In his speech at the UK Professionals Conference, Adamson highlighted ‘culture’ as underpinning the problem faced by firms and as the key attribute the FCA will look to assess going forward. The FCA is looking for ways to promote an ethically responsible culture. The FCA plans to assess culture through many different methods, including looking at how a firm responds to regulatory issues, what customers are actually experiencing, how a firm runs its product approval process, the manner in which decisions are made and even remuneration structures. Adamson said that by looking at all these various factors the FCA will be able to draw conclusions about the firm.
Adamson identified three principal factors which make up the ‘culture’ of a firm:
- Setting the tone from the top
This was the idea that everyone has ownership for doing the right thing and this is established by the CEO and senior management and personally demonstrated through their actions.
- Translating this into easily understood business practices
Adamson gave examples where companies had done the right thing for its customers even if this came at a cost. This consumer focused behaviour should filter down through the company so that the senior management can be sure that sound advice is being given on the ground.
- Supporting the right behaviours through performance management, employee development and reinforcing culture through reward programmes
Incentivise and reward employees to encourage the right outcomes and have effective recruitment policies in place. Adamson stressed the importance in advancing the right people as by advancing someone you are telling them their behaviour in the workplace is appropriate.
These three factors reflect the overall consumer protection and market integrity focus of the FCA. This focus on culture has come off the back of the erosion of trust in financial services in recent years, namely, the miss-selling of pensions, PPI and the LIBOR scandal.
Adamson stated that in the past there had been a culture of seeing consumers as somebody to maximise profit from and therefore products were not always sold with consumer interest in mind. Adamson accepted that the FSA had not been an effective conduct regulator. In the past, the FSA had tried to tackle problems by forcing disclosures and this was often seen as enough to absolve a firm from any real responsibility and, consequently, the cultural approach of going the right thing has been lost.

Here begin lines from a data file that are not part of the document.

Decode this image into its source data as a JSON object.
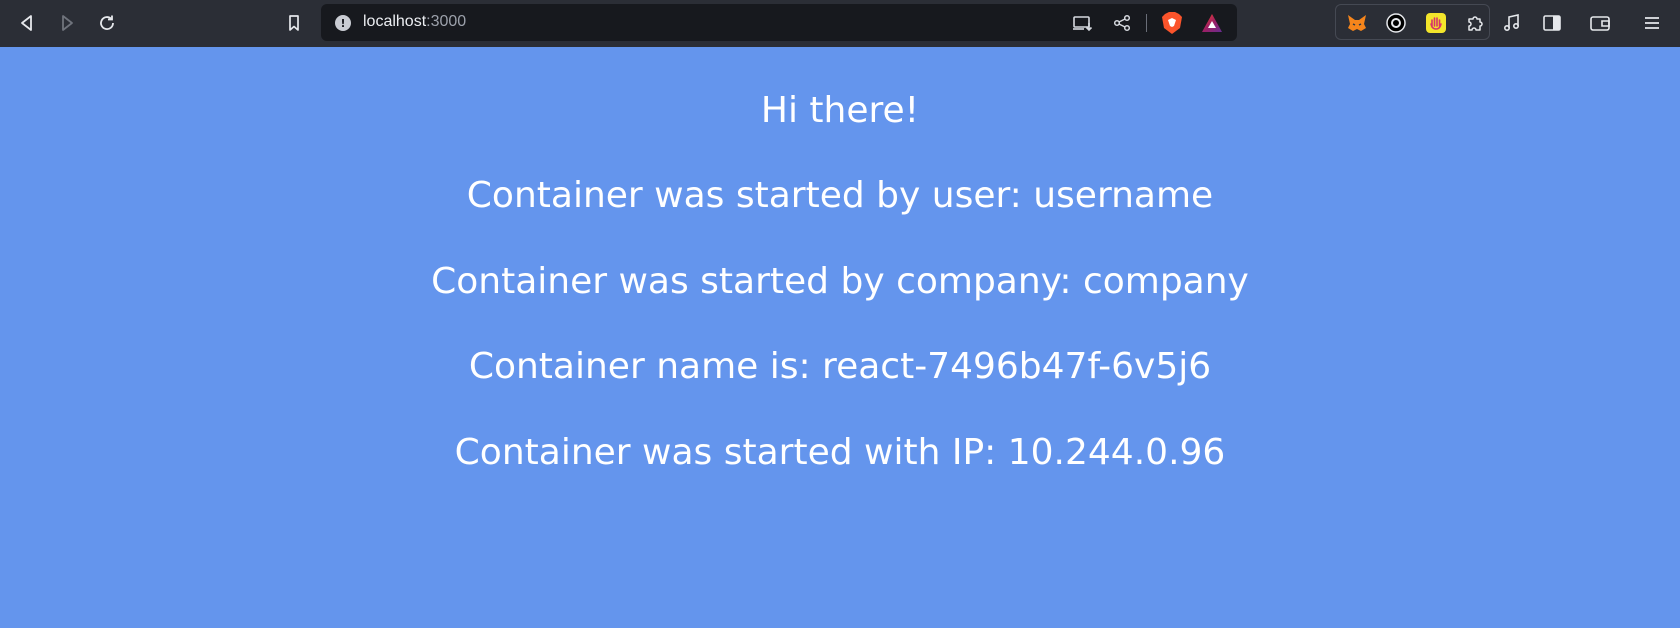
{
  "browser": {
    "url_host": "localhost",
    "url_port": ":3000",
    "icons": {
      "back": "back-icon",
      "forward": "forward-icon",
      "reload": "reload-icon",
      "bookmark": "bookmark-icon",
      "site_info": "site-info-icon",
      "install": "install-app-icon",
      "share": "share-icon",
      "brave_shields": "brave-shields-icon",
      "brave_rewards": "brave-rewards-icon",
      "metamask": "metamask-icon",
      "ext_circle": "extension-circle-icon",
      "ext_hand": "extension-hand-icon",
      "extensions": "extensions-puzzle-icon",
      "media": "media-music-icon",
      "sidebar": "sidebar-icon",
      "wallet": "wallet-icon",
      "menu": "menu-icon"
    }
  },
  "page": {
    "background": "#6495ed",
    "greeting": "Hi there!",
    "user_line": "Container was started by user: username",
    "company_line": "Container was started by company: company",
    "name_line": "Container name is: react-7496b47f-6v5j6",
    "ip_line": "Container was started with IP: 10.244.0.96"
  }
}
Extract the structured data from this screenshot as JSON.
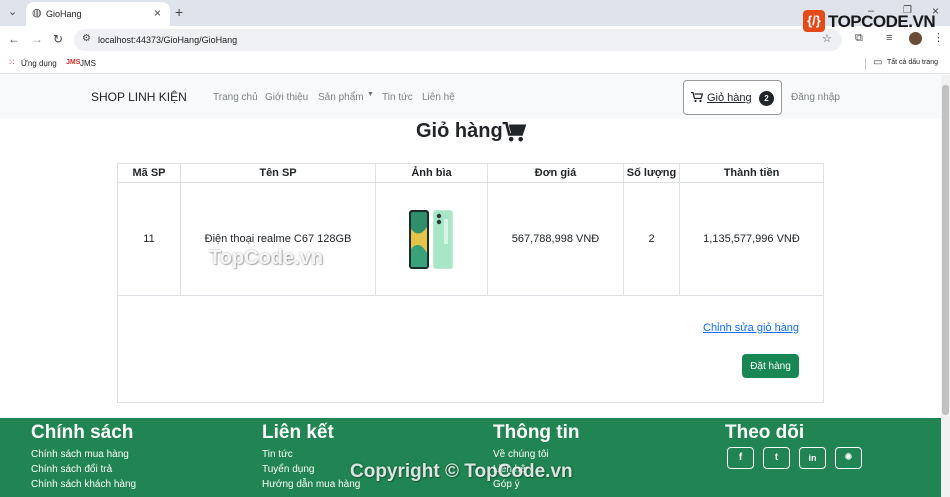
{
  "browser": {
    "tab_title": "GioHang",
    "url": "localhost:44373/GioHang/GioHang",
    "bookmarks": [
      "Ứng dụng",
      "JMS"
    ],
    "all_bookmarks": "Tất cả dấu trang"
  },
  "navbar": {
    "brand": "SHOP LINH KIỆN",
    "links": [
      "Trang chủ",
      "Giới thiệu",
      "Sản phẩm",
      "Tin tức",
      "Liên hệ"
    ],
    "cart_label": "Giỏ hàng",
    "cart_count": "2",
    "login": "Đăng nhập"
  },
  "cart": {
    "title": "Giỏ hàng",
    "columns": [
      "Mã SP",
      "Tên SP",
      "Ảnh bìa",
      "Đơn giá",
      "Số lượng",
      "Thành tiền"
    ],
    "rows": [
      {
        "id": "11",
        "name": "Điện thoại realme C67 128GB",
        "price": "567,788,998 VNĐ",
        "qty": "2",
        "total": "1,135,577,996 VNĐ"
      }
    ],
    "edit_link": "Chỉnh sửa giỏ hàng",
    "order_button": "Đặt hàng"
  },
  "footer": {
    "columns": [
      {
        "heading": "Chính sách",
        "links": [
          "Chính sách mua hàng",
          "Chính sách đổi trả",
          "Chính sách khách hàng"
        ]
      },
      {
        "heading": "Liên kết",
        "links": [
          "Tin tức",
          "Tuyển dụng",
          "Hướng dẫn mua hàng"
        ]
      },
      {
        "heading": "Thông tin",
        "links": [
          "Về chúng tôi",
          "Liên hệ",
          "Góp ý"
        ]
      },
      {
        "heading": "Theo dõi",
        "social": [
          "f",
          "t",
          "in",
          "✺"
        ]
      }
    ]
  },
  "watermarks": [
    "TOPCODE.VN",
    "TopCode.vn",
    "Copyright © TopCode.vn"
  ],
  "colors": {
    "footer": "#208552",
    "order_button": "#198754",
    "link": "#0d6efd",
    "badge": "#212529"
  }
}
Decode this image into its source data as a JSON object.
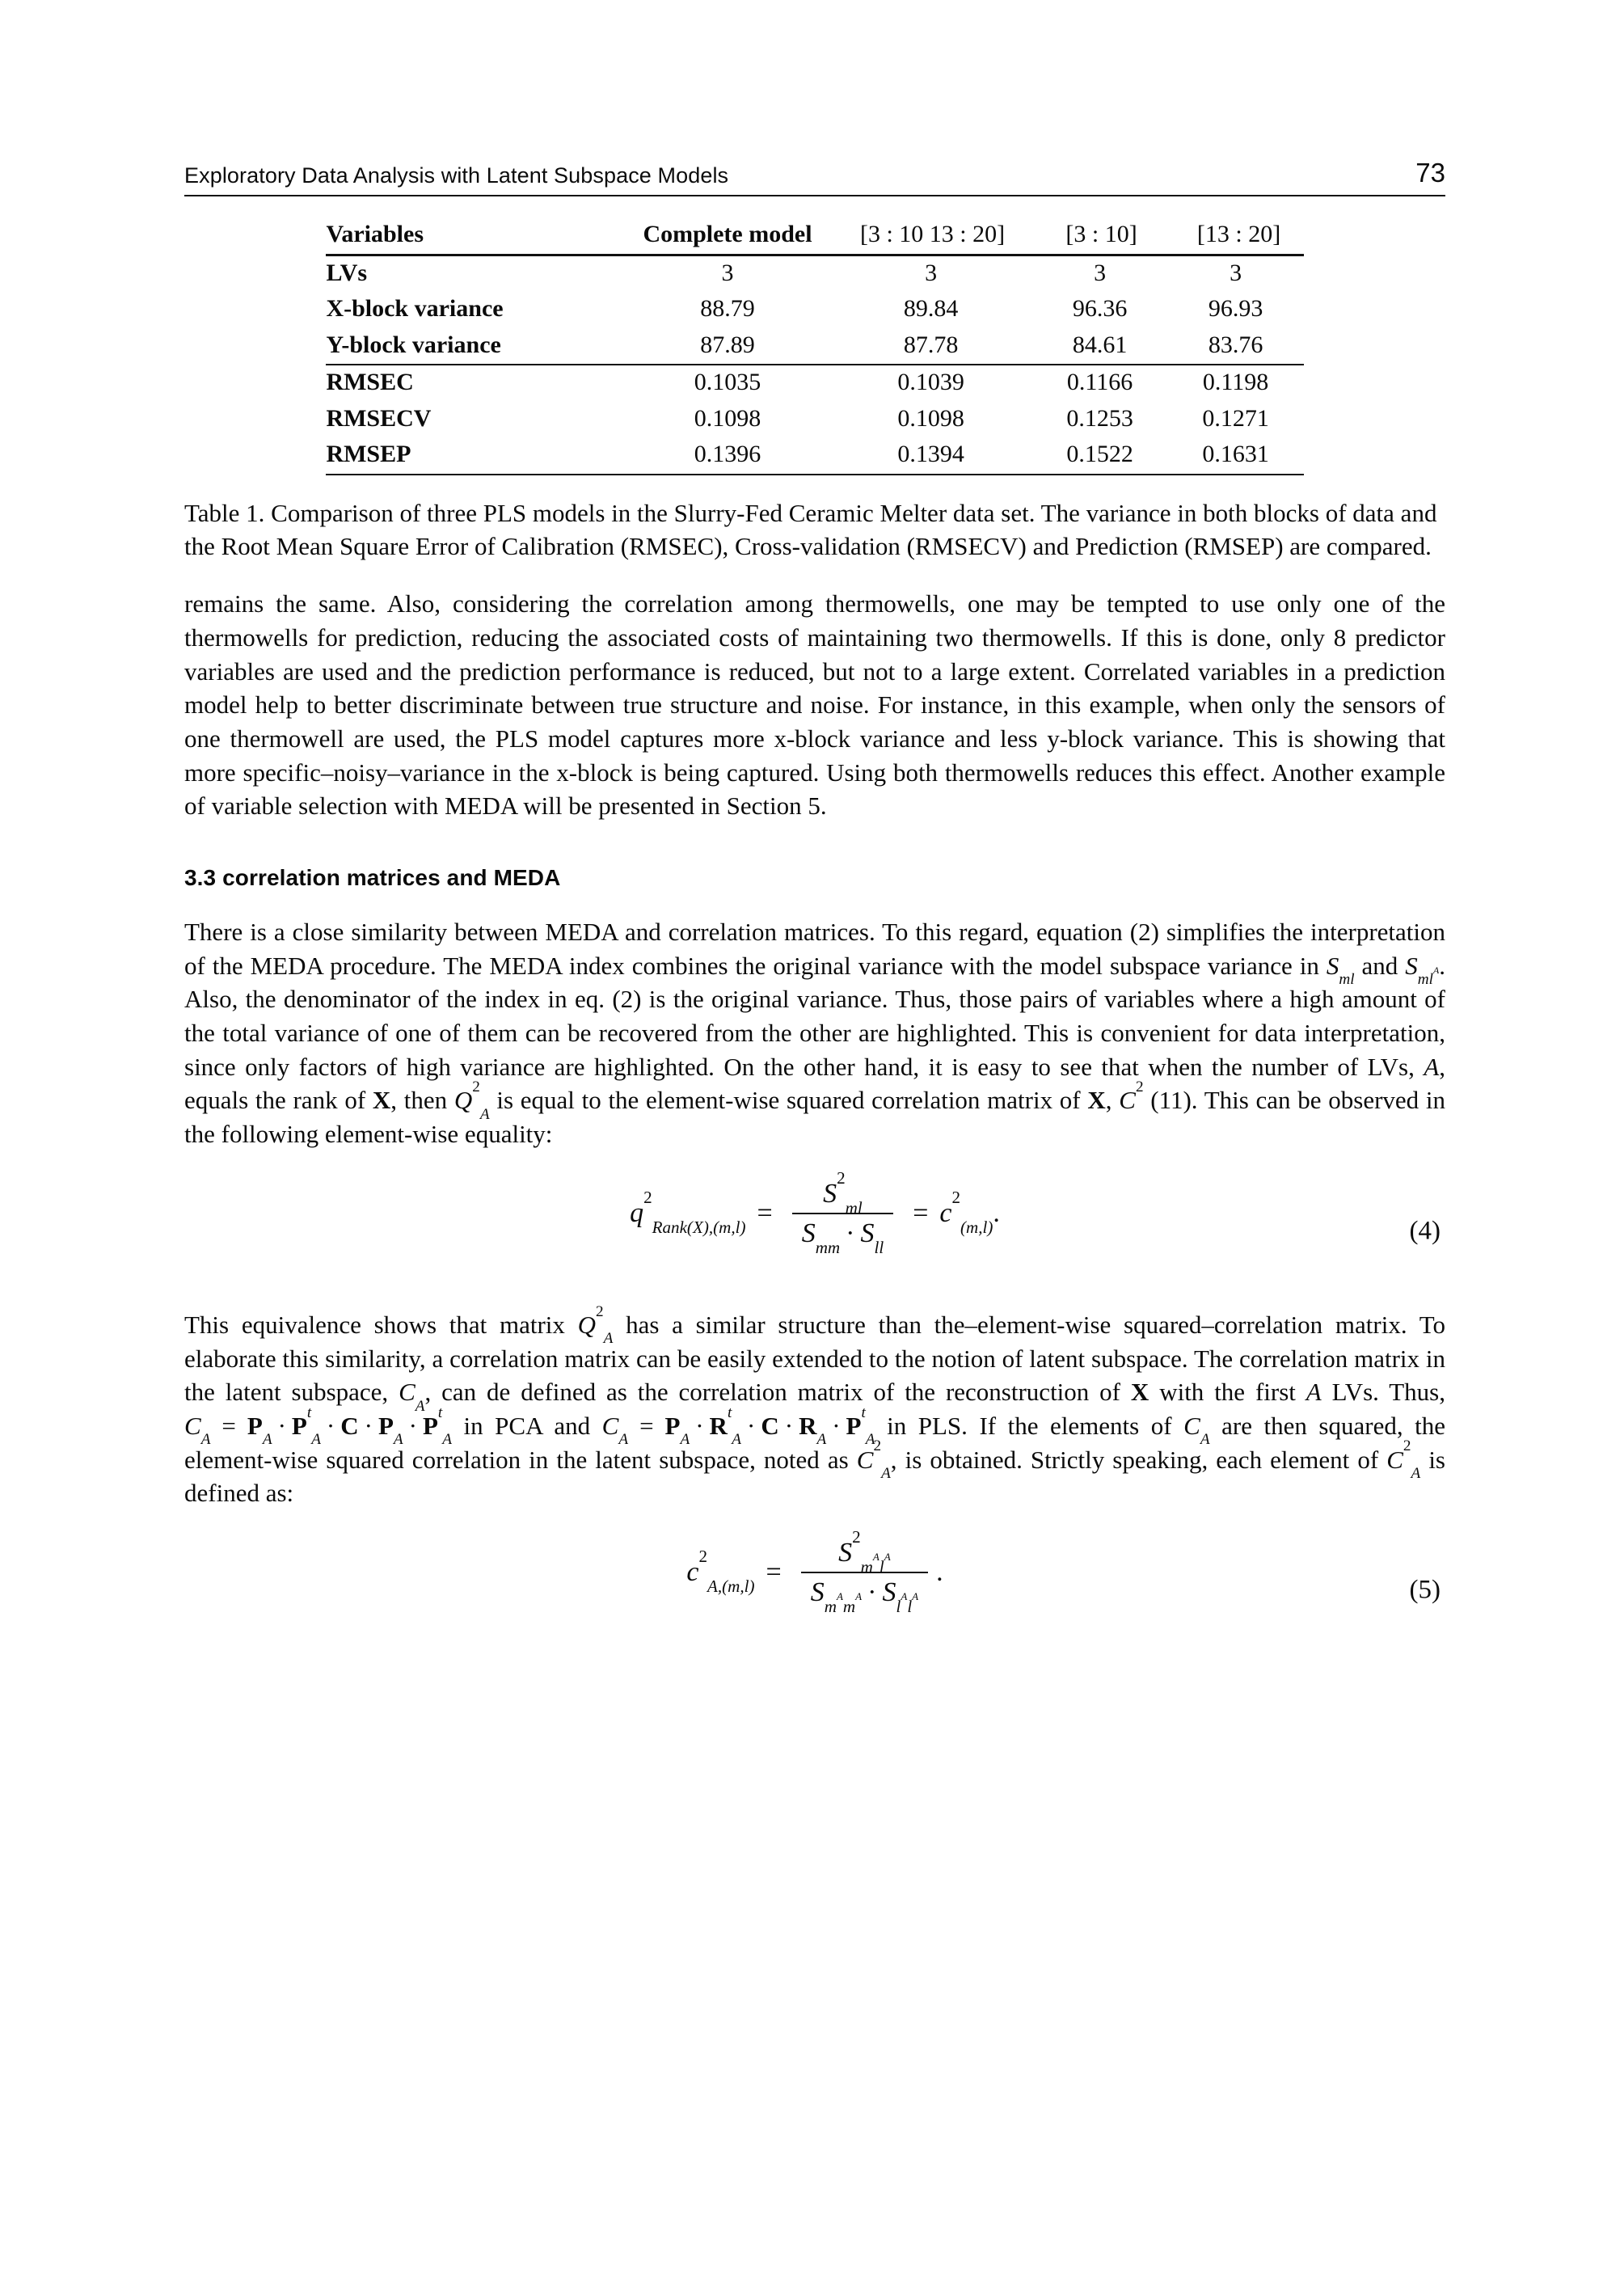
{
  "header": {
    "title": "Exploratory Data Analysis with Latent Subspace Models",
    "page_number": "73"
  },
  "table": {
    "columns": [
      "Variables",
      "Complete model",
      "[3 : 10 13 : 20]",
      "[3 : 10]",
      "[13 : 20]"
    ],
    "rows": [
      {
        "label": "LVs",
        "values": [
          "3",
          "3",
          "3",
          "3"
        ]
      },
      {
        "label": "X-block variance",
        "values": [
          "88.79",
          "89.84",
          "96.36",
          "96.93"
        ]
      },
      {
        "label": "Y-block variance",
        "values": [
          "87.89",
          "87.78",
          "84.61",
          "83.76"
        ]
      },
      {
        "label": "RMSEC",
        "values": [
          "0.1035",
          "0.1039",
          "0.1166",
          "0.1198"
        ]
      },
      {
        "label": "RMSECV",
        "values": [
          "0.1098",
          "0.1098",
          "0.1253",
          "0.1271"
        ]
      },
      {
        "label": "RMSEP",
        "values": [
          "0.1396",
          "0.1394",
          "0.1522",
          "0.1631"
        ]
      }
    ],
    "caption": "Table 1. Comparison of three PLS models in the Slurry-Fed Ceramic Melter data set. The variance in both blocks of data and the Root Mean Square Error of Calibration (RMSEC), Cross-validation (RMSECV) and Prediction (RMSEP) are compared."
  },
  "body": {
    "paragraph_1": "remains the same. Also, considering the correlation among thermowells, one may be tempted to use only one of the thermowells for prediction, reducing the associated costs of maintaining two thermowells. If this is done, only 8 predictor variables are used and the prediction performance is reduced, but not to a large extent. Correlated variables in a prediction model help to better discriminate between true structure and noise. For instance, in this example, when only the sensors of one thermowell are used, the PLS model captures more x-block variance and less y-block variance. This is showing that more specific–noisy–variance in the x-block is being captured. Using both thermowells reduces this effect. Another example of variable selection with MEDA will be presented in Section 5.",
    "section_heading": "3.3 correlation matrices and MEDA",
    "paragraph_2_part1": "There is a close similarity between MEDA and correlation matrices. To this regard, equation (2) simplifies the interpretation of the MEDA procedure. The MEDA index combines the original variance with the model subspace variance in ",
    "paragraph_2_sml": "S",
    "paragraph_2_sml_sub": "ml",
    "paragraph_2_part2": " and ",
    "paragraph_2_smla_sub": "ml",
    "paragraph_2_smla_sup": "A",
    "paragraph_2_part3": ". Also, the denominator of the index in eq. (2) is the original variance. Thus, those pairs of variables where a high amount of the total variance of one of them can be recovered from the other are highlighted. This is convenient for data interpretation, since only factors of high variance are highlighted. On the other hand, it is easy to see that when the number of LVs, ",
    "paragraph_2_A": "A",
    "paragraph_2_part4": ", equals the rank of ",
    "paragraph_2_X": "X",
    "paragraph_2_part5": ", then ",
    "paragraph_2_Q": "Q",
    "paragraph_2_Q_sub": "A",
    "paragraph_2_Q_sup": "2",
    "paragraph_2_part6": " is equal to the element-wise squared correlation matrix of ",
    "paragraph_2_X2": "X",
    "paragraph_2_part7": ", ",
    "paragraph_2_C": "C",
    "paragraph_2_C_sup": "2",
    "paragraph_2_part8": " (11). This can be observed in the following element-wise equality:",
    "paragraph_3_part1": "This equivalence shows that matrix ",
    "paragraph_3_Q": "Q",
    "paragraph_3_Q_sub": "A",
    "paragraph_3_Q_sup": "2",
    "paragraph_3_part2": " has a similar structure than the–element-wise squared–correlation matrix. To elaborate this similarity, a correlation matrix can be easily extended to the notion of latent subspace. The correlation matrix in the latent subspace, ",
    "paragraph_3_CA": "C",
    "paragraph_3_CA_sub": "A",
    "paragraph_3_part3": ", can de defined as the correlation matrix of the reconstruction of ",
    "paragraph_3_X": "X",
    "paragraph_3_part4": " with the first ",
    "paragraph_3_A": "A",
    "paragraph_3_part5": " LVs. Thus, ",
    "paragraph_3_part6": " in PCA and ",
    "paragraph_3_part7": " in PLS. If the elements of ",
    "paragraph_3_part8": " are then squared, the element-wise squared correlation in the latent subspace, noted as ",
    "paragraph_3_part9": ", is obtained. Strictly speaking, each element of ",
    "paragraph_3_part10": " is defined as:"
  },
  "equations": {
    "eq4": {
      "number": "(4)",
      "lhs_symbol": "q",
      "lhs_sup": "2",
      "lhs_sub": "Rank(X),(m,l)",
      "equals": "=",
      "numerator_symbol": "S",
      "numerator_sup": "2",
      "numerator_sub": "ml",
      "denominator": "S",
      "denominator_sub_1": "mm",
      "denominator_dot": "·",
      "denominator_sub_2": "ll",
      "rhs_symbol": "c",
      "rhs_sup": "2",
      "rhs_sub": "(m,l)",
      "trailing": "."
    },
    "eq5": {
      "number": "(5)",
      "lhs_symbol": "c",
      "lhs_sup": "2",
      "lhs_sub": "A,(m,l)",
      "equals": "=",
      "numerator_symbol": "S",
      "numerator_sup": "2",
      "numerator_sub_m": "m",
      "numerator_sub_m_sup": "A",
      "numerator_sub_l": "l",
      "numerator_sub_l_sup": "A",
      "denominator_symbol": "S",
      "denominator_dot": "·",
      "trailing": "."
    },
    "inline_pca": {
      "CA": "C",
      "CA_sub": "A",
      "eq": "=",
      "P1": "P",
      "P1_sub": "A",
      "dot1": "·",
      "Pt1": "P",
      "Pt1_sub": "A",
      "Pt1_sup": "t",
      "dot2": "·",
      "Cmat": "C",
      "dot3": "·",
      "P2": "P",
      "P2_sub": "A",
      "dot4": "·",
      "Pt2": "P",
      "Pt2_sub": "A",
      "Pt2_sup": "t"
    },
    "inline_pls": {
      "CA": "C",
      "CA_sub": "A",
      "eq": "=",
      "P1": "P",
      "P1_sub": "A",
      "dot1": "·",
      "Rt": "R",
      "Rt_sub": "A",
      "Rt_sup": "t",
      "dot2": "·",
      "Cmat": "C",
      "dot3": "·",
      "R2": "R",
      "R2_sub": "A",
      "dot4": "·",
      "Pt2": "P",
      "Pt2_sub": "A",
      "Pt2_sup": "t"
    },
    "inline_C2A": {
      "C": "C",
      "sub": "A",
      "sup": "2"
    }
  }
}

In his speech, Adamson also highlighted that the FCA intends to put a greater emphasis on the scrutiny of boards and individual accountability. The FCA hope to ascertain whether the individuals understand the firms strategies for cross-selling products, how fast growth is obtained and whether the products being sold match the markets they are designed for. By focusing on boards and individuals, the FCA will be more prepared to hold these individuals to account when things go wrong.